------ Source records

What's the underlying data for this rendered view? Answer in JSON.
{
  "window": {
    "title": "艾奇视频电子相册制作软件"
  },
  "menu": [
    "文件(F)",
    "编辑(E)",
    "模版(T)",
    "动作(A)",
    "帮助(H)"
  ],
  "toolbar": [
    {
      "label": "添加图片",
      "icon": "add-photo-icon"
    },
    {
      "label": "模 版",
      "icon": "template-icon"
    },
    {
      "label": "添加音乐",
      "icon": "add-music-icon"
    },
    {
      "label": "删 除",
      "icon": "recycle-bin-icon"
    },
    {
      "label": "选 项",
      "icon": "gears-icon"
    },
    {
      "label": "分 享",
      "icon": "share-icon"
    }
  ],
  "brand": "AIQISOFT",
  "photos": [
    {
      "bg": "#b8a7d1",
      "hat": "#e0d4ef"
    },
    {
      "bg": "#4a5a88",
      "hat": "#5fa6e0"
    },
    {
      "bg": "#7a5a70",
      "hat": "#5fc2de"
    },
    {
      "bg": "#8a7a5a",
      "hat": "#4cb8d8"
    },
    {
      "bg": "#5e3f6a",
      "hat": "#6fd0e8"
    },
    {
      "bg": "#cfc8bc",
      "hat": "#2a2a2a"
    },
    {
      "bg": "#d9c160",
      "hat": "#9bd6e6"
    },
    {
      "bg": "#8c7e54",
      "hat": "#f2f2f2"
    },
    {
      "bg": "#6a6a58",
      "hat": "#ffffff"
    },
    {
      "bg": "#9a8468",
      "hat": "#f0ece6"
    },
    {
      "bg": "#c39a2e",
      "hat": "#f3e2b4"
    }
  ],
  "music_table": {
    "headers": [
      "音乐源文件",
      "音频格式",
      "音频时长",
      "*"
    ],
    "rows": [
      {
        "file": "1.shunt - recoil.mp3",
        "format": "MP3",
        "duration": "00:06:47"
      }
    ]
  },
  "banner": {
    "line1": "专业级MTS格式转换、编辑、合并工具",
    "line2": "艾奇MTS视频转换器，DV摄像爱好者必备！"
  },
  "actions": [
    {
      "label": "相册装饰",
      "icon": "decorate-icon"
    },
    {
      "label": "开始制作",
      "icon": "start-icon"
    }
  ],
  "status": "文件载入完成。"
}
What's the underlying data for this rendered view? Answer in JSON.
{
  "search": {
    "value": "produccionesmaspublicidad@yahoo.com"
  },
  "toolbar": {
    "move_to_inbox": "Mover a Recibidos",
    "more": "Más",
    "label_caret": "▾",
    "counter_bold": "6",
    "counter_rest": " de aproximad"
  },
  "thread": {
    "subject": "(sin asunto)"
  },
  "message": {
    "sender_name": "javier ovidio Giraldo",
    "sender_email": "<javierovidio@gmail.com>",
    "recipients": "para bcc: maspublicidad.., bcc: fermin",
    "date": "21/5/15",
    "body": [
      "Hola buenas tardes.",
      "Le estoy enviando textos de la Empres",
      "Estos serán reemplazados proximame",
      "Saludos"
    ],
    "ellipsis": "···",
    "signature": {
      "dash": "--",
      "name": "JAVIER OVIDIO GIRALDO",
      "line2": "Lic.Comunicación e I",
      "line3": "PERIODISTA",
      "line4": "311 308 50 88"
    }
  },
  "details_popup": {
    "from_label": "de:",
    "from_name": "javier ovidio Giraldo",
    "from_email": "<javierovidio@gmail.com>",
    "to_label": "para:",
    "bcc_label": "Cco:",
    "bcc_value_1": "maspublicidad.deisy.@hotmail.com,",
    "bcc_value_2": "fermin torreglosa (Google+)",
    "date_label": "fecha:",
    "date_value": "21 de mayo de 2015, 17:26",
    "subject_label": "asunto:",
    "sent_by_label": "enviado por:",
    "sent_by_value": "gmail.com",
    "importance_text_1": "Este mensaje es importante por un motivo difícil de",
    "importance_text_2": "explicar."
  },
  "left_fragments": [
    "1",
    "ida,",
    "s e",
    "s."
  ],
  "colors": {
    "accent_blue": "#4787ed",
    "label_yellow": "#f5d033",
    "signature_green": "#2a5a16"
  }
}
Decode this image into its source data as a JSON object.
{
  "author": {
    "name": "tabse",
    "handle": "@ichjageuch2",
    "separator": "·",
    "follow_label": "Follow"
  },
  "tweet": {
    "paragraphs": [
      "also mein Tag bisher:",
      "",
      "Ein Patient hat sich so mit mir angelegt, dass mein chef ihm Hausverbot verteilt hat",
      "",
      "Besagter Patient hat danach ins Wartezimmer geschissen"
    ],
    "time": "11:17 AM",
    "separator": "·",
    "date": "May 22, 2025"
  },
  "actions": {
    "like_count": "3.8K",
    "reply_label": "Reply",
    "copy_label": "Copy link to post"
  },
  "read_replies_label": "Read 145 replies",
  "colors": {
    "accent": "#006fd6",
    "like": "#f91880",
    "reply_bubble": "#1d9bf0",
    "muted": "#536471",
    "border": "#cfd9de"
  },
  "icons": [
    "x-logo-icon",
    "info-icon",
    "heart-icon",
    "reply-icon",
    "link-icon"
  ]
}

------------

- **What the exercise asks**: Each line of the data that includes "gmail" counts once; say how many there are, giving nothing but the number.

- **Response area**: 3